curve shown on the static data chart (actual space inside the air spring) is when the air spring
is completely exhausted to atmospheric pressure. For instance, in the earlier example, if the
air spring were starting at 4 inch height and completely exhausted (0 psig), the calculation
becomes:
FreeAir = (0psig + 14.7) x (349)
14.7
Or, FreeAir = 349 cubic inches. In this case the consumption starting at the 4 inch height and
0 psig, going up to 8 inches at 65 psig, would be:
3,714 - 349 = 3,365 cubic inches of free air.
Using the Volume curve for Calculating
Air Consumption in Actuation
No. 117I
AATECH117I
Technigram
Page 4
This information can be used to aid in sizing other air system components.
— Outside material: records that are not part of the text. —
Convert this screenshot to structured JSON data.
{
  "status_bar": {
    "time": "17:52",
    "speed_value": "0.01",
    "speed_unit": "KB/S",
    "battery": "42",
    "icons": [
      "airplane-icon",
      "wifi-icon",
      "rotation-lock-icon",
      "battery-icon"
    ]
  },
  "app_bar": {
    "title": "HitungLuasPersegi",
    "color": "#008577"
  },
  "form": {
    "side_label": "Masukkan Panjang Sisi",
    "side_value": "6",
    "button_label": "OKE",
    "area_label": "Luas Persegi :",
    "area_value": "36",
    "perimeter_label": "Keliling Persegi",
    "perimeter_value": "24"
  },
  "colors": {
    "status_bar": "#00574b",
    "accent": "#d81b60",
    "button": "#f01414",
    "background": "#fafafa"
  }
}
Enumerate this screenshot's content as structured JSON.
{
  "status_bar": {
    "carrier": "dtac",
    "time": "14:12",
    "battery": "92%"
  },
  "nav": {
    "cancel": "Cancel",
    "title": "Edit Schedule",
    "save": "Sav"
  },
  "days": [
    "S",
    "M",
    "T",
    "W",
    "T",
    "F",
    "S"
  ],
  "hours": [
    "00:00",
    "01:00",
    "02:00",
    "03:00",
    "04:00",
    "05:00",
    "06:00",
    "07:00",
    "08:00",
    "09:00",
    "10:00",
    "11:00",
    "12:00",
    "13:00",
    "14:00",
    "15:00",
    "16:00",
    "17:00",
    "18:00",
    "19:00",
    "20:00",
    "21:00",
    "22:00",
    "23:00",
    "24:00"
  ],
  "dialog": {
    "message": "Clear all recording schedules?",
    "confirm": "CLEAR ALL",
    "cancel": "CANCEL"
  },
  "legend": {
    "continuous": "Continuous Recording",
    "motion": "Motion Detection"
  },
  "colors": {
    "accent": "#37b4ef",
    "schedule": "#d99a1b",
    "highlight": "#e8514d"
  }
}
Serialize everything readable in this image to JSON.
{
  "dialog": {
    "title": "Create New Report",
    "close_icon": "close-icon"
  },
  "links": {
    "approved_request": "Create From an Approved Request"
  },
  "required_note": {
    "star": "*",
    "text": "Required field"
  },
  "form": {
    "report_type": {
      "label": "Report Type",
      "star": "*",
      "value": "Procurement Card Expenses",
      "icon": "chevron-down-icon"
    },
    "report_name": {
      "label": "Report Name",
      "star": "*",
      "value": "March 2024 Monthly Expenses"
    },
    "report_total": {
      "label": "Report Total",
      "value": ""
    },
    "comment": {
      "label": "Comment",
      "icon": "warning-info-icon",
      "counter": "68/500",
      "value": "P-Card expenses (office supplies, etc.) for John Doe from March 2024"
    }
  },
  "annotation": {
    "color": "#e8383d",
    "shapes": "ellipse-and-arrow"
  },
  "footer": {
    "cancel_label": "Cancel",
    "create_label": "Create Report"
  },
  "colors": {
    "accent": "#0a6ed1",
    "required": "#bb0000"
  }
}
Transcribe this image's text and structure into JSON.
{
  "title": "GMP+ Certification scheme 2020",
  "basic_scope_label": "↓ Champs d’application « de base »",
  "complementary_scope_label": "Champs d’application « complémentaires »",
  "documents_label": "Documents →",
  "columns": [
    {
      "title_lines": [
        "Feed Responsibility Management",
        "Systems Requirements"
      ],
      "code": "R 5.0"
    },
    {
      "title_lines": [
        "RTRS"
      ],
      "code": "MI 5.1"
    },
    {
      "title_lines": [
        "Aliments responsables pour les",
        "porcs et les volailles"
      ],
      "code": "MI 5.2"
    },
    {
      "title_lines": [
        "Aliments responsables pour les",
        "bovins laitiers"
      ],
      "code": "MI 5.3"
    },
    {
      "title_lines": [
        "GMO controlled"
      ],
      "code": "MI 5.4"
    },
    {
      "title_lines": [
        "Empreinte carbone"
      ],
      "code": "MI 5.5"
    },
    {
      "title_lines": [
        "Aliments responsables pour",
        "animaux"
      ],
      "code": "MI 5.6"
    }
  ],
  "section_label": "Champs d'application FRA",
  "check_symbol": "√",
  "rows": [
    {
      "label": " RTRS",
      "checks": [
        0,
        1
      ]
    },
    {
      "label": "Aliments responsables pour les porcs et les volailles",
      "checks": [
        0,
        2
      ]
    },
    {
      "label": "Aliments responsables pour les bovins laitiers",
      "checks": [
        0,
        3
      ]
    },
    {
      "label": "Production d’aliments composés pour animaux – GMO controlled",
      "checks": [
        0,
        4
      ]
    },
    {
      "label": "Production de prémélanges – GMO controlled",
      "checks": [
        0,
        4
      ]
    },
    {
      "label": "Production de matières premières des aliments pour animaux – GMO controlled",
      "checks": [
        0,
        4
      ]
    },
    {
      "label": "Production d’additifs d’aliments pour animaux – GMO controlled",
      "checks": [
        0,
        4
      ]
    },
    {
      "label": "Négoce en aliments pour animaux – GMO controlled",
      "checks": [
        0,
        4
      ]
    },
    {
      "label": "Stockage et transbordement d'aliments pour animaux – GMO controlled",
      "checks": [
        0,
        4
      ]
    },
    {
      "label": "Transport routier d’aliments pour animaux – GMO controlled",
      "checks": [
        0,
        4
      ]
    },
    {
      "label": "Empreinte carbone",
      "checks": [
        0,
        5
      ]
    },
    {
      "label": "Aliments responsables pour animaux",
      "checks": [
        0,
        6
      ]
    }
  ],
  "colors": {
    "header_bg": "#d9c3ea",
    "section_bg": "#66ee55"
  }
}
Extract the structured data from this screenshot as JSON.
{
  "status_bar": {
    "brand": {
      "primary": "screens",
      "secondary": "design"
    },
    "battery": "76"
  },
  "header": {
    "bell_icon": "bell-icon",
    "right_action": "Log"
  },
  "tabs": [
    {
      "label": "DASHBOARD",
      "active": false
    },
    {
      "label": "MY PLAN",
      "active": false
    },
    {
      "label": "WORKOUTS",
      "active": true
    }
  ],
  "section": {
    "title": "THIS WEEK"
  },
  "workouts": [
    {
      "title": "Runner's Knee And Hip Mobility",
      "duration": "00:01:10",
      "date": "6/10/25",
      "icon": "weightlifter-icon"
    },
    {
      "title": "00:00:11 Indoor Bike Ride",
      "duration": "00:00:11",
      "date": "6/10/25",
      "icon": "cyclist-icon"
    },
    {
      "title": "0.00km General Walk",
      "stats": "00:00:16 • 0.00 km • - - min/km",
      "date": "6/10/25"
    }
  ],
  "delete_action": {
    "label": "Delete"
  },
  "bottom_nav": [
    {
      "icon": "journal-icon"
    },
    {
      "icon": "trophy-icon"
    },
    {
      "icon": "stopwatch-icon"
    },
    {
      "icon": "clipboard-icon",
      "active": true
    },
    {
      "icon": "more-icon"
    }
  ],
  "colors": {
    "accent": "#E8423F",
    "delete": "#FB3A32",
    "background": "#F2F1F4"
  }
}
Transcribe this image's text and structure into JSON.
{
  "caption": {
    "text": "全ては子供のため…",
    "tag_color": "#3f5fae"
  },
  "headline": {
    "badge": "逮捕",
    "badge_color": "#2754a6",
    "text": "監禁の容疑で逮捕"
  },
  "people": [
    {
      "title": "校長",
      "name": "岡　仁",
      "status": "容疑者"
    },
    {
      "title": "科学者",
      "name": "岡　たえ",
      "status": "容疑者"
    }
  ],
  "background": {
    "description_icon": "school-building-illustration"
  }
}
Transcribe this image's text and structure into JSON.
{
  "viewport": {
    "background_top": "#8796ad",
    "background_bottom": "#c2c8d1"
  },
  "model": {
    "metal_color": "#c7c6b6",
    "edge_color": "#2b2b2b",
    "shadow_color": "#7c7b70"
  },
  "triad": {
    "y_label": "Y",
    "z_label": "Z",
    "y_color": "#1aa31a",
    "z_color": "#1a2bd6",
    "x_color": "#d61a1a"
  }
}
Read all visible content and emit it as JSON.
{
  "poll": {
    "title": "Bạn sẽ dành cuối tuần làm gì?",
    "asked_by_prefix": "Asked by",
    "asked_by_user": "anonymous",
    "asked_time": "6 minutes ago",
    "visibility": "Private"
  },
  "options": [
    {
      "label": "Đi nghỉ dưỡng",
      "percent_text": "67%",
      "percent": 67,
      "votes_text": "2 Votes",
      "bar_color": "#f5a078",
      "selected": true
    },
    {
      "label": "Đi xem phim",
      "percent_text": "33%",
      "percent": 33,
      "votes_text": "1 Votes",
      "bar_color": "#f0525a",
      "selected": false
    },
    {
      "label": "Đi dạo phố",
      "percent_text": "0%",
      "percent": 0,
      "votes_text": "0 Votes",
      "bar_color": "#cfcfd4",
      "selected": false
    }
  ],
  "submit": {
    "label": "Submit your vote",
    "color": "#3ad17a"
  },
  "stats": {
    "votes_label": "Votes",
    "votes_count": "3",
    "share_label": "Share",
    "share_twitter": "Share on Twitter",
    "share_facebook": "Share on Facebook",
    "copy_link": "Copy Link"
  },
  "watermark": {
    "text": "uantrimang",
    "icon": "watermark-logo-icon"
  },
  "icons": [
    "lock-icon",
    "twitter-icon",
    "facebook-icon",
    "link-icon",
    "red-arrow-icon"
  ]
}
For example, if we use
the last instance (going from a 4 inch height at 0 psig to an 8 inch height at 65 psig):
Air Consumption = 3,365 cubic inches of free air
Desired inflation time: 5 seconds
VolumeFlowrate(in
3
/sec) = AirConsumption
Time
VolumeFlowrate(in
3
/sec) = 3,365
5
Or, Volume Flowrate = 673 cubic inches per second
More commonly,
VolumeFlowrate(CFM) = AirConsumption x 60sec x 1cubic foot
Time(sec) 1min 1728cubic inches
Or,
VolumeFlowrate(CFM) = 0.03472 x AirConsumption(in
3
)
Time(sec)
VolumeFlowrate(CFM) = 0.03472 x 3,365
5
Or, 23.36 cubic feet per minute (CFM) flowrate.